Back-to-school shopping, even during a return to normalcy, is big business. In fact, the National Retail Federation (NRF) tracks spending trends and says it will reach record amounts in 2021. It could hit $37.1 billion, way up from $33.9 billion spent last year. Back-to-college spending could reach a record $71 billion, up from $67.7 billion in 2020.

Families with children in elementary through high school will spend an average of $848.90 on school items, or $59 more than last year, according to NRF. College students and families plan to spend an average of $1,200.32 on their items. This is an increase of $141 last year, and over half of the increase, around $80, is attributable to electronics and dorm or apartment furnishings.

Without using a calculator, take NRF’s spending for two K-12 students plus one incoming college freshman and the total is a scary number for any household.

Shopping habits or patterns have changed over the years. Where did the Sears catalog go? NRF says the most popular destinations for K-12 shoppers are online (48 percent), department stores (48 percent), discount stores (44 percent), clothing stores (41 percent), office supplies stores (27 percent) and electronics stores (27 percent). The top destinations for college shoppers include online (43 percent), department stores (33 percent), discount stores (30 percent), office supplies stores (29 percent) and college bookstores (28 percent). Side note: what about thrift stores as a way to ensure the college grunge look?

CNBC recently reported 16 states will offer some kind of sales tax holiday on school supplies.
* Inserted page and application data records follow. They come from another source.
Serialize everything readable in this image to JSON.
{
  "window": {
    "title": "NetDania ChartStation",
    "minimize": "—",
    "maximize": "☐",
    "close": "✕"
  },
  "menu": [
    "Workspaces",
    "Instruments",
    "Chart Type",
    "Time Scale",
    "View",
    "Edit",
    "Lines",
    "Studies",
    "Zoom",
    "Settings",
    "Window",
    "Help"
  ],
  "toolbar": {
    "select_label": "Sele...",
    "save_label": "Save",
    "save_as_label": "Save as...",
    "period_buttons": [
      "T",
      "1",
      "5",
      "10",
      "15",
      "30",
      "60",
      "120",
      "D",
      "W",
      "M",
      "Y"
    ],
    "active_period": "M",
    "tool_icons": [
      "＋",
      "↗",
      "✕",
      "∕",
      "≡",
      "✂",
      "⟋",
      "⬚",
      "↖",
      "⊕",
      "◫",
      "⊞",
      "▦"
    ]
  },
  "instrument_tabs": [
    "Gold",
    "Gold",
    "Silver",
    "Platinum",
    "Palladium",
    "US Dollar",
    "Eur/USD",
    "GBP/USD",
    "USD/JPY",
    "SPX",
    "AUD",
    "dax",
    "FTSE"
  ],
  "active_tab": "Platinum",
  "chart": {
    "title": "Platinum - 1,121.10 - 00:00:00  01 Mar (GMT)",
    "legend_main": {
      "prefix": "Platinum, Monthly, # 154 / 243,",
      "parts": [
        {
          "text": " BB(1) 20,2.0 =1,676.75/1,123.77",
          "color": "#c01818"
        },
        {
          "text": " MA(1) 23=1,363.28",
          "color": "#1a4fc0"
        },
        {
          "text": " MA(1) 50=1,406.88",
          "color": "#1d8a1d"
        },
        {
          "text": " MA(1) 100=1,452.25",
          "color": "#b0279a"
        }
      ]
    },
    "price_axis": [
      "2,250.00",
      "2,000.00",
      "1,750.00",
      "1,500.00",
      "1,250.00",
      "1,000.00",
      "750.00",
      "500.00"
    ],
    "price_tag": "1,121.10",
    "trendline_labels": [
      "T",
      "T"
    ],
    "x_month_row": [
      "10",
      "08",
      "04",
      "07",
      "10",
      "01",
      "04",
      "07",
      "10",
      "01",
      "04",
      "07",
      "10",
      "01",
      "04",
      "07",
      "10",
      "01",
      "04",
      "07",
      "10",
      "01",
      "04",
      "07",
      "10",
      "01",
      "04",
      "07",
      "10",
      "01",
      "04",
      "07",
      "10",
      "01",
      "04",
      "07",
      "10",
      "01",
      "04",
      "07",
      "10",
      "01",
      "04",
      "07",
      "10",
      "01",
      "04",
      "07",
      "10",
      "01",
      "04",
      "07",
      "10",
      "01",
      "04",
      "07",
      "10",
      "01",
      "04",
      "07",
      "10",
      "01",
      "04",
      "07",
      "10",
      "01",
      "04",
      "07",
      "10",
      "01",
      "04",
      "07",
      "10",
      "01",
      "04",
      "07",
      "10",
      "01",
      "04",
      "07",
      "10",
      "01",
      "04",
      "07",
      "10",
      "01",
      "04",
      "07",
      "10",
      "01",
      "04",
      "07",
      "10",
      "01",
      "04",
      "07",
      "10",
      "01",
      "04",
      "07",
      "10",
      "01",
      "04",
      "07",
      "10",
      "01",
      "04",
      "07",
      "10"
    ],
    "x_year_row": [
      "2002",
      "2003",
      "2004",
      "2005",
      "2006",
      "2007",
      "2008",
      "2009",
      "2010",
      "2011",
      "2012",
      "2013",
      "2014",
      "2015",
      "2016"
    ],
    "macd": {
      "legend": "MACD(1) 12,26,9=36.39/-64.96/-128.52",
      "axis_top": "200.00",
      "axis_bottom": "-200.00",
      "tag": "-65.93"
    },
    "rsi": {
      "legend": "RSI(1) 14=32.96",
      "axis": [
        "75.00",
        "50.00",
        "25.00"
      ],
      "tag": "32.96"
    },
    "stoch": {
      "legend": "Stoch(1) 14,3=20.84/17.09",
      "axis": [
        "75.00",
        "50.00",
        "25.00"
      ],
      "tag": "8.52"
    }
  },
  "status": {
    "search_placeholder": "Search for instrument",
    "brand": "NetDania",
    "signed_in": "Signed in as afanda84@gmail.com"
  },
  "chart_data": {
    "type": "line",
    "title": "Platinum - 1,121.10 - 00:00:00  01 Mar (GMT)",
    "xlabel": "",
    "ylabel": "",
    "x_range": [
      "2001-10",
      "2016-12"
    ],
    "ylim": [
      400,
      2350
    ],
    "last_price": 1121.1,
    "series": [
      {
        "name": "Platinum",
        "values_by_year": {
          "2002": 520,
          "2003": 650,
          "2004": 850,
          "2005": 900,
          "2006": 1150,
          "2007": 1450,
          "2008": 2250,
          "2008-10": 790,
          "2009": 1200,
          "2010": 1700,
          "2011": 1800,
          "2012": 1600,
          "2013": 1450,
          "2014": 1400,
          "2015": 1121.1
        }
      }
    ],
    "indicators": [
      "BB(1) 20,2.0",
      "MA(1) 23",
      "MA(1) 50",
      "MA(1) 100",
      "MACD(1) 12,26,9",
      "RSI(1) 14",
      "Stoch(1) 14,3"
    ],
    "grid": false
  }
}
Neither Wisconsin nor Minnesota is among them. And the trip to Iowa may be cost prohibitive.

Families in the St. Croix Valley are savvy on many fronts, including shopping. Back-to-school deals will emerge. But don’t wait too long. Another news outlet reported on product shortages and supply chain problems which could make it hard to find essentials, however essentials are defined.

Please remember the main street shops and restaurants in case an extra special purchase or lunch is part of the itinerary. Don’t tell NRF. It’ll skew their survey.

Happy shopping in the St. Croix Valley. ’La-La-La. School bells ring.